With factual digital information we can get a lot of waste out of it and we can drive fuller cars and flexible combinations. We prefer not to connect in the morning rush hour. At the same time, municipalities often say: you can unload between 7 and 9. That's good, I think, that's how we create traffic jams. But suppose our drivers are allowed to unload after 9 o'clock, then I can promise two things. One: if we say that we'll be there at a quarter past 9, we'll arrange it in such a way that we'll actually be there. And two: I guarantee that we will come with a clean car and that the driver is trained to manoeuvre safely through the city. We'll be out of town at a quarter past ten. I notice that municipalities are more and more open to this. This also applies to unloading at six in the morning, with a silent truck equipped with cameras instead of reversing beeps".

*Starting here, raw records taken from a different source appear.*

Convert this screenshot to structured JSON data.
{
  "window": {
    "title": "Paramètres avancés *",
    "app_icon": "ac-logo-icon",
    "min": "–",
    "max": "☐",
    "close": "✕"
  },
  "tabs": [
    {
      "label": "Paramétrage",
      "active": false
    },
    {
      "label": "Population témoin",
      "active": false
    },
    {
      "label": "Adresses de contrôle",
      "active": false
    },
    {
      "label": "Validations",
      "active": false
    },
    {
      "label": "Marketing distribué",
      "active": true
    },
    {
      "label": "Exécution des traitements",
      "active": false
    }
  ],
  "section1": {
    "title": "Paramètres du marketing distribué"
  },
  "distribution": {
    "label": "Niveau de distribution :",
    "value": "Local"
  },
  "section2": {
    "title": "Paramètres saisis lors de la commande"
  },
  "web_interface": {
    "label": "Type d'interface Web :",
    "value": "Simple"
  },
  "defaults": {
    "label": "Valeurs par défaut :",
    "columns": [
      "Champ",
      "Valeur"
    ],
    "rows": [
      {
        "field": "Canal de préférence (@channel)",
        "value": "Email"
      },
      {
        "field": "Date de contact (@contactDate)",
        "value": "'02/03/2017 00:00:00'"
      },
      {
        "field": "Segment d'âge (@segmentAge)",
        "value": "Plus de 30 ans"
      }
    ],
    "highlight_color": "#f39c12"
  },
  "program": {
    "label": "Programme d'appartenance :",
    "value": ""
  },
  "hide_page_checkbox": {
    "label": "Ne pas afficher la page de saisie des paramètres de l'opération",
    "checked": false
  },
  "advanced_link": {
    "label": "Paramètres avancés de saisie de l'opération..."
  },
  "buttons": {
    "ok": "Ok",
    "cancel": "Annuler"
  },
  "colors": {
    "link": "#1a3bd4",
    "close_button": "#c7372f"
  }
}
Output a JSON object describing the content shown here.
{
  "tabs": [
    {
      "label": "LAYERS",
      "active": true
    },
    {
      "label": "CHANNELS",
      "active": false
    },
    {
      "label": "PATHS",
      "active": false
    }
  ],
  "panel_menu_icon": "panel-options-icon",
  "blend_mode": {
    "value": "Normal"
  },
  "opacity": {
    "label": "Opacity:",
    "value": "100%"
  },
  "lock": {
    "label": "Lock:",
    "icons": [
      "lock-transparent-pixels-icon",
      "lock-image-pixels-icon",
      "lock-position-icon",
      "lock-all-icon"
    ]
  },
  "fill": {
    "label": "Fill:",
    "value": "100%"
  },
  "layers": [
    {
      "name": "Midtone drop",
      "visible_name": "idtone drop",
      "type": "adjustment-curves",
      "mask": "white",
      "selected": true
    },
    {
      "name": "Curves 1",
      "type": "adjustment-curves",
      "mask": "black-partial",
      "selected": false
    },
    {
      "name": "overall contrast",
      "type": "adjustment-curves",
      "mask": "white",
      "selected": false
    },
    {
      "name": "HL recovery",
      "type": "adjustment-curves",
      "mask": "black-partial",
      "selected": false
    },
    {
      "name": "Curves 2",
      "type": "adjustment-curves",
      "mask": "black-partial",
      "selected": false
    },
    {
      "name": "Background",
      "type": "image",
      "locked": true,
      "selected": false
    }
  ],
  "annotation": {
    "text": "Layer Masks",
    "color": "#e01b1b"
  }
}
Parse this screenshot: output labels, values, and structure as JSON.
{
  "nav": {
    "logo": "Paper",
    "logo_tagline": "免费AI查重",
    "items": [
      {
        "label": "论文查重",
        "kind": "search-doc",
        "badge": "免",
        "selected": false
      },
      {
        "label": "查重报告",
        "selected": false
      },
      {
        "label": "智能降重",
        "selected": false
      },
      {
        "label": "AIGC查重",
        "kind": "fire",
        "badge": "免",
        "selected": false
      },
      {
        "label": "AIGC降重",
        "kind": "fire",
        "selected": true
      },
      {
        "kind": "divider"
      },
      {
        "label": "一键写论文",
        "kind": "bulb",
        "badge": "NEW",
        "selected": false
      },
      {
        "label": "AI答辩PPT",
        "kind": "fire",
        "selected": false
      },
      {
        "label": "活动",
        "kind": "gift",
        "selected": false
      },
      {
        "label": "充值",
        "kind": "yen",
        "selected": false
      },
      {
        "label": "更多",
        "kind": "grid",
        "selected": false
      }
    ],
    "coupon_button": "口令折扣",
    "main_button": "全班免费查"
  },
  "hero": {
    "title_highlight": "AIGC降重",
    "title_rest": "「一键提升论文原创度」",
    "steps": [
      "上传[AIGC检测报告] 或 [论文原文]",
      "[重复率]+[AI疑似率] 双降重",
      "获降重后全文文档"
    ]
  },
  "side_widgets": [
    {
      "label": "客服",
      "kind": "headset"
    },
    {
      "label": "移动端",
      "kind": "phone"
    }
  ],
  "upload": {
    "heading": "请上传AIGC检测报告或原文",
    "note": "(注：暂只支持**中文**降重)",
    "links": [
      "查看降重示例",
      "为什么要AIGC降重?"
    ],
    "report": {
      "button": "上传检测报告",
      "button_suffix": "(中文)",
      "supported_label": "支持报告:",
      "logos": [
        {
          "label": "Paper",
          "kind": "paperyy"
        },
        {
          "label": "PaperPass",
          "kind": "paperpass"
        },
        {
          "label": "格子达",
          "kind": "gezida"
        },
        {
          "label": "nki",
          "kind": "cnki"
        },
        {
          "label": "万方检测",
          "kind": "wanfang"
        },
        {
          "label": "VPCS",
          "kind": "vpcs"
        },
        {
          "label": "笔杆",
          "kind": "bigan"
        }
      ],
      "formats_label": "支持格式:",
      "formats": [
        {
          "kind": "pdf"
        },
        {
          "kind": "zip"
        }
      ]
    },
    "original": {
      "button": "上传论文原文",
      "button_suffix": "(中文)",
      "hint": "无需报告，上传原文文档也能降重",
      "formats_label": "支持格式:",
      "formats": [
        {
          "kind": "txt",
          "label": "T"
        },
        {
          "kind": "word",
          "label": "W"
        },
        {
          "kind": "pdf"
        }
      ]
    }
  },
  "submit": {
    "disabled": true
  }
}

De Jong: "... And with a driver who turns off the radio while unloading. By the way, Über is an example of an innovative development from which shippers can learn. Apart from the discussion about safety, Über has introduced a new logistics model that is purely data-based. Cars are used on the basis of variables such as demand, location, desired delivery time and quantity. We can learn from this. What matters to us is that the lorry has to reach the store on time, whether it's a car of our own or a lorry from another network. By linking networks based on available information, we can drive much more efficiently. Incidentally, this is already happening on a small scale. For example, there are trucks that first do a ride for Ahold and then pick up a ride for Jumbo. Thanks to digitisation, we can go much further towards central control".

Platooning
Vendrig: "Platooning is an interesting phenomenon, because our trucks drive a large part on the motorway. Then platooning is an option to save fuel and ensure a better flow of transport. I doubt whether it will bring much immediate benefit to the driver. He really can't sit quietly in the back seat all of a sudden. I have a lot of contact with Delft University of Technology, which is active in robotics. Their analysis is that platooning is certainly not going to help us for the next ten years".

De Jong: "The question remains: do we find a self-propelled 18-metre-long truck socially acceptable? I don't see that yet. I do think that digitisation can help to link passenger cars to each other more efficiently. If they automatically adjust their speed to each other, there will soon be no more traffic jams and Jon Bakker can retire early".

Smart algorithms
De Jong: "I fully integrate up-to-date traffic information and weather forecasts into our planning. At the moment, we sometimes arrive at a shop too late, while our planning based on digital data should allow us to arrive on time. So there's something else there. In the future, thanks to ever smarter algorithms and a self-learning planning system, we will be able to predict what time you will be a week in advance. If you are too late, it is possible that a shelf becomes empty. It interacts like this. I love people and it's out of love for them that I think we can't leave the planning to them."

Vendrig: "In our distribution centre in Geldermalsen there is a club of people who are busy adjusting schedules on a daily basis. They make interventions based on up-to-date information. The question is: can we measure the quality of the intervention afterwards? Was it a good decision or should we have done something else or nothing at all? Algorithms will soon be so smart that they will take over that task completely. And the driver? He gets in and is sure his working day will be over at 5:00 in the afternoon."

[Original Dutch text by: Jeroen van den Nieuwenhuizen]